- **YOUR TASK**:
Scan the listing below and copy each line holding the word "screenshot".

%%

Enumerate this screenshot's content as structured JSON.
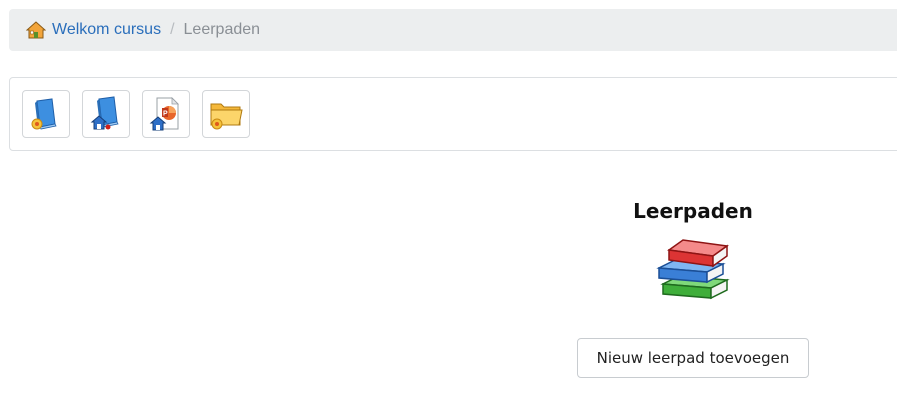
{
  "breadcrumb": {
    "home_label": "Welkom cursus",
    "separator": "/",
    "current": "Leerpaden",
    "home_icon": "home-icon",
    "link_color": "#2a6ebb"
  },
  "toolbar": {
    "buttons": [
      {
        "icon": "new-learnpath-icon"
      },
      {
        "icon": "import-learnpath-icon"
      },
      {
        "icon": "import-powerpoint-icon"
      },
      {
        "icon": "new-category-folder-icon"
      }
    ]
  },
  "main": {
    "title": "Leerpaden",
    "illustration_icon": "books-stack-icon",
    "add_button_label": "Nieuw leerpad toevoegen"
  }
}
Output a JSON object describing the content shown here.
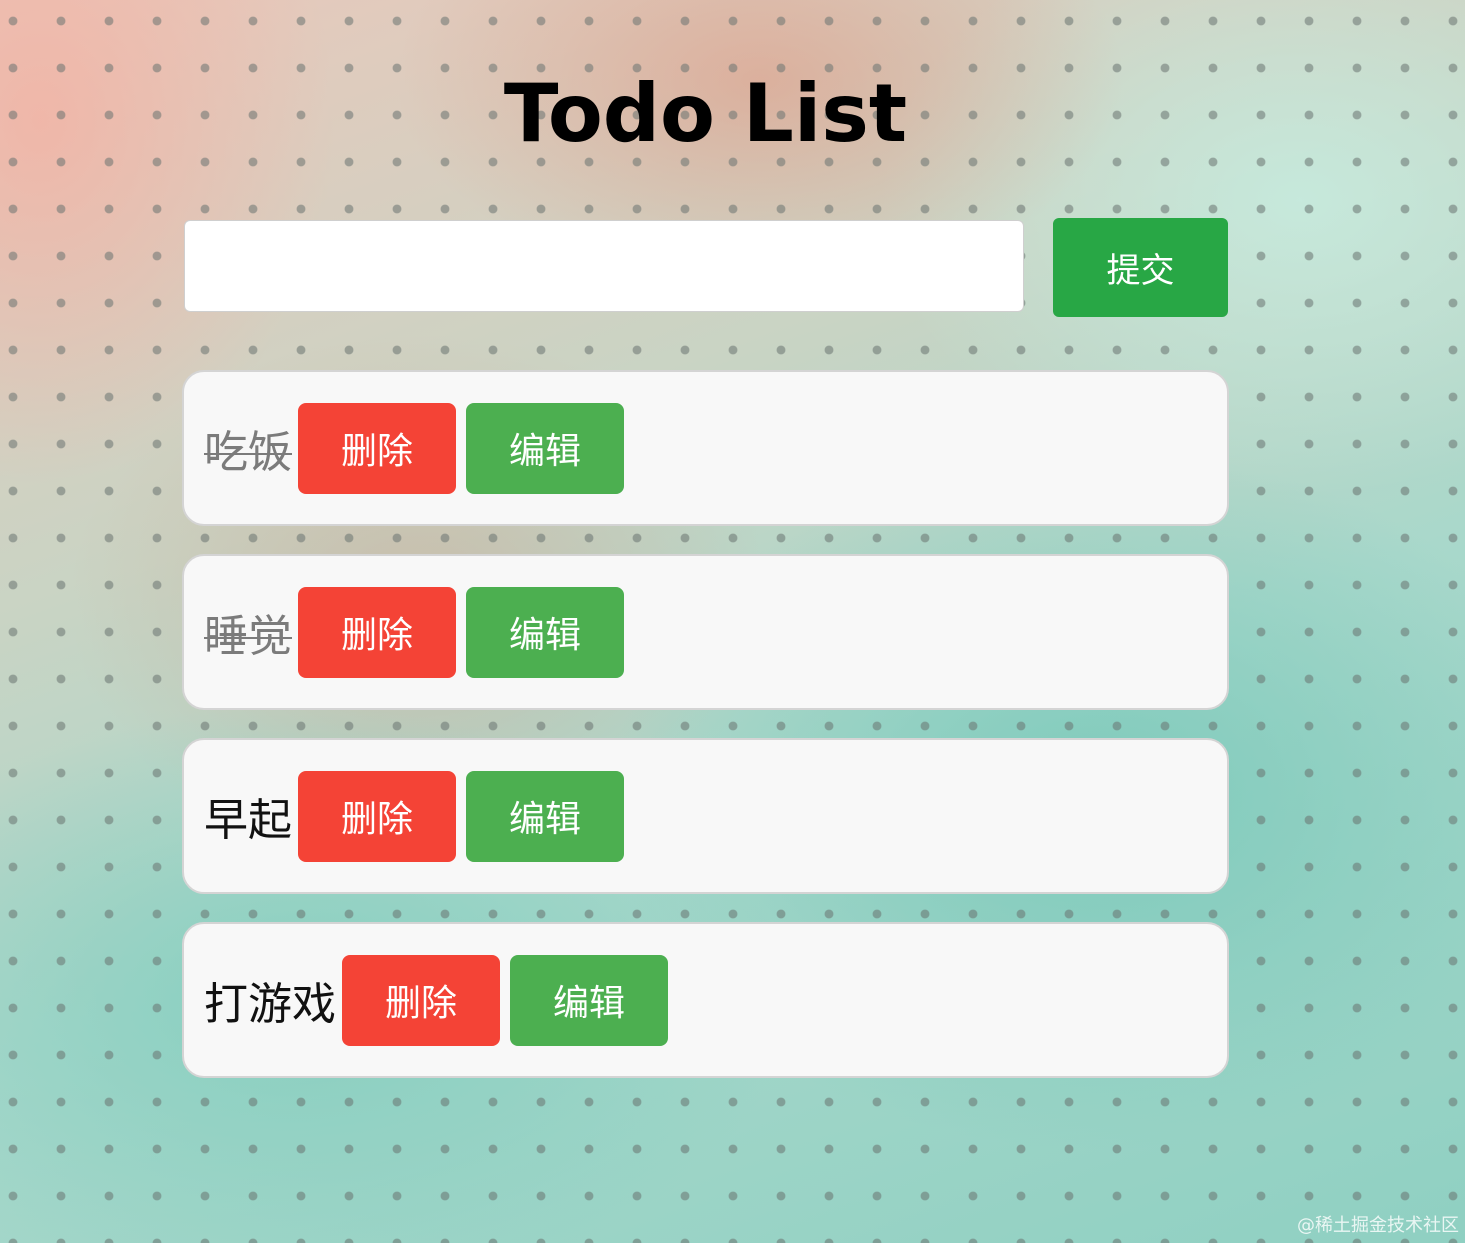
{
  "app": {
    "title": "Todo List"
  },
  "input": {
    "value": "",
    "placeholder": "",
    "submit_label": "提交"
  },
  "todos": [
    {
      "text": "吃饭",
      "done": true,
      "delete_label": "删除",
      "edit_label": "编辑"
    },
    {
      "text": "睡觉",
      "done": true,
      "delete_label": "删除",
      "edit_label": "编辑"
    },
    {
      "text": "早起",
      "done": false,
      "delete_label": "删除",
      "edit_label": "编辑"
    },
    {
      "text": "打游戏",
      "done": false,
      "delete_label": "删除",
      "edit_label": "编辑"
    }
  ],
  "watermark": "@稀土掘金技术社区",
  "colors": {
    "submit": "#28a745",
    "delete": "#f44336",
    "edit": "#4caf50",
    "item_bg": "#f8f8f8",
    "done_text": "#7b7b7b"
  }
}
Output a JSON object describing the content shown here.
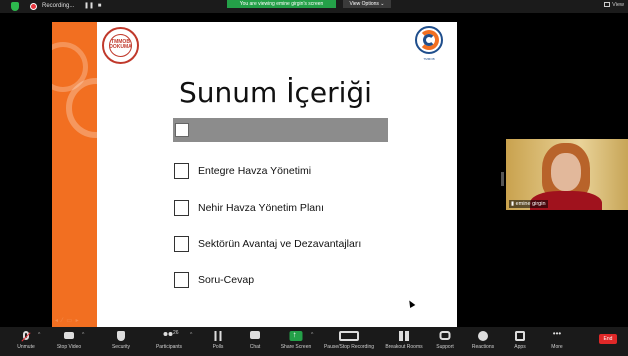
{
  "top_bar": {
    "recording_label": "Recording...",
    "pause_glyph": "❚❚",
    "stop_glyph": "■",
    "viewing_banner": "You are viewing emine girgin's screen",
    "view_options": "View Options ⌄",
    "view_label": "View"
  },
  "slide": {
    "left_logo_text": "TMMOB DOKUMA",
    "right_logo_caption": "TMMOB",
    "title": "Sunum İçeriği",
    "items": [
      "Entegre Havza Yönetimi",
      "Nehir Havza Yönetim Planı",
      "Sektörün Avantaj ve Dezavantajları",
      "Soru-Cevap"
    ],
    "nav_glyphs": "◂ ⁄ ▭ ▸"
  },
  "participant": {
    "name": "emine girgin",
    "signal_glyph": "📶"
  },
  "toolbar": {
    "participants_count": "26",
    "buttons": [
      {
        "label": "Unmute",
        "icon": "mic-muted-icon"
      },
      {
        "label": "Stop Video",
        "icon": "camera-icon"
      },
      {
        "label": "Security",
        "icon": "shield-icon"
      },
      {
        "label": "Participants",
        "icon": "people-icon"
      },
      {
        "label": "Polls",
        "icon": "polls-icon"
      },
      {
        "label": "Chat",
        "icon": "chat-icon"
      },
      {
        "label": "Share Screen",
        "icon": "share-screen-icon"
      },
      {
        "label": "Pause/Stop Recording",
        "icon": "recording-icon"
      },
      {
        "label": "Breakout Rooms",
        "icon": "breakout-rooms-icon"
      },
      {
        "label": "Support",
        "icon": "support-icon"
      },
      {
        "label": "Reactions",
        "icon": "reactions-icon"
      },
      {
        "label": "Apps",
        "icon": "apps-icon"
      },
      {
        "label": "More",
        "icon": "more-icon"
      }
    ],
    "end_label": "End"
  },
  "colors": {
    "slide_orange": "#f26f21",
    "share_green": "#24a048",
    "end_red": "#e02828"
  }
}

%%
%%

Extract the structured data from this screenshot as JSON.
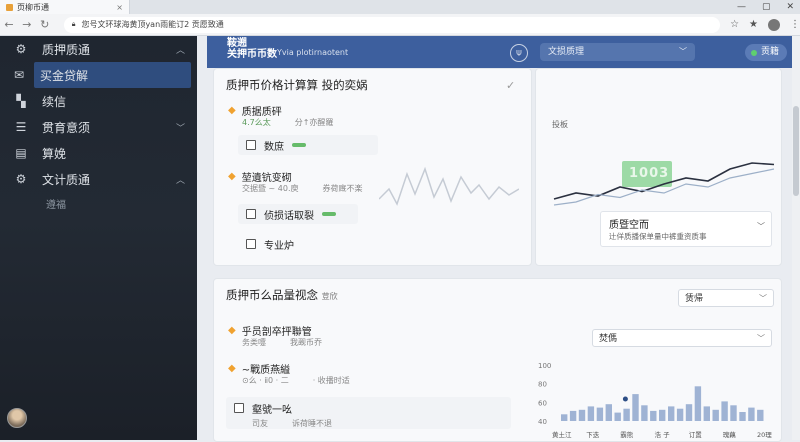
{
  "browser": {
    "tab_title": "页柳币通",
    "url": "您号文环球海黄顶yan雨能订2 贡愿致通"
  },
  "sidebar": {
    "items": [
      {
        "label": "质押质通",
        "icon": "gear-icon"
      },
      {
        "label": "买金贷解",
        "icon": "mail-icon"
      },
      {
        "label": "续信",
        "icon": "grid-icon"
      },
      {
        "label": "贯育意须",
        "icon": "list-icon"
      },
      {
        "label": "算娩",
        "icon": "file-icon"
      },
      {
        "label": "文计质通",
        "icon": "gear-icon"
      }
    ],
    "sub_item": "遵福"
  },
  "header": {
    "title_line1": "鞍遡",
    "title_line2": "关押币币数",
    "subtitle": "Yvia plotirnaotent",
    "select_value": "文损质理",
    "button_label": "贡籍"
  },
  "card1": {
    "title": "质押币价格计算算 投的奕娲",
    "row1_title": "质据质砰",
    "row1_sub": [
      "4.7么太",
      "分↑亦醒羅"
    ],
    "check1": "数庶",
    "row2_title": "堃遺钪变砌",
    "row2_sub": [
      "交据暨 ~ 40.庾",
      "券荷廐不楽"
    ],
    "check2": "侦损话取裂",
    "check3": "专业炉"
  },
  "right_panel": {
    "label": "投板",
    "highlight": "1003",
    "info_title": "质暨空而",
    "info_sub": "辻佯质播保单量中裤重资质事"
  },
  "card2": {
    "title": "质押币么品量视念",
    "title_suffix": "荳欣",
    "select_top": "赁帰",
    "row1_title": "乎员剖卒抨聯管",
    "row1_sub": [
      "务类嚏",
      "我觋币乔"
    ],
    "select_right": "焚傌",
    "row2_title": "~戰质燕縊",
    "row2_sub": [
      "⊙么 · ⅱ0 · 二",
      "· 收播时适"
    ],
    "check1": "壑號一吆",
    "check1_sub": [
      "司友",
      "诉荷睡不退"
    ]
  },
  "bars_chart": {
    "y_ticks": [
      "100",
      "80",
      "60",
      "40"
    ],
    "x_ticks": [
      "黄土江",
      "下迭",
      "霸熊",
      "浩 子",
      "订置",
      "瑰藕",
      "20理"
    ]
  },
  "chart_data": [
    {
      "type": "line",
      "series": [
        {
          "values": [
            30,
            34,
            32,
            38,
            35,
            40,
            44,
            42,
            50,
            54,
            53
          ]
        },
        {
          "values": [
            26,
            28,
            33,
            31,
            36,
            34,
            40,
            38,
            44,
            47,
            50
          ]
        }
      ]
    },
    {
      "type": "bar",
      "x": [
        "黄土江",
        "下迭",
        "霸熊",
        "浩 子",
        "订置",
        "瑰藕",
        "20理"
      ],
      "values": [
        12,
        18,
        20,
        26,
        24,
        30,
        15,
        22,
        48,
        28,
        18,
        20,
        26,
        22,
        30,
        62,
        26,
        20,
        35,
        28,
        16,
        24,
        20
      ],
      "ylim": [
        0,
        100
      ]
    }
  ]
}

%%

- **WRITTEN SOLUTION**:
Enumerate this screenshot's content as structured JSON.
Extract the structured data from this screenshot as JSON.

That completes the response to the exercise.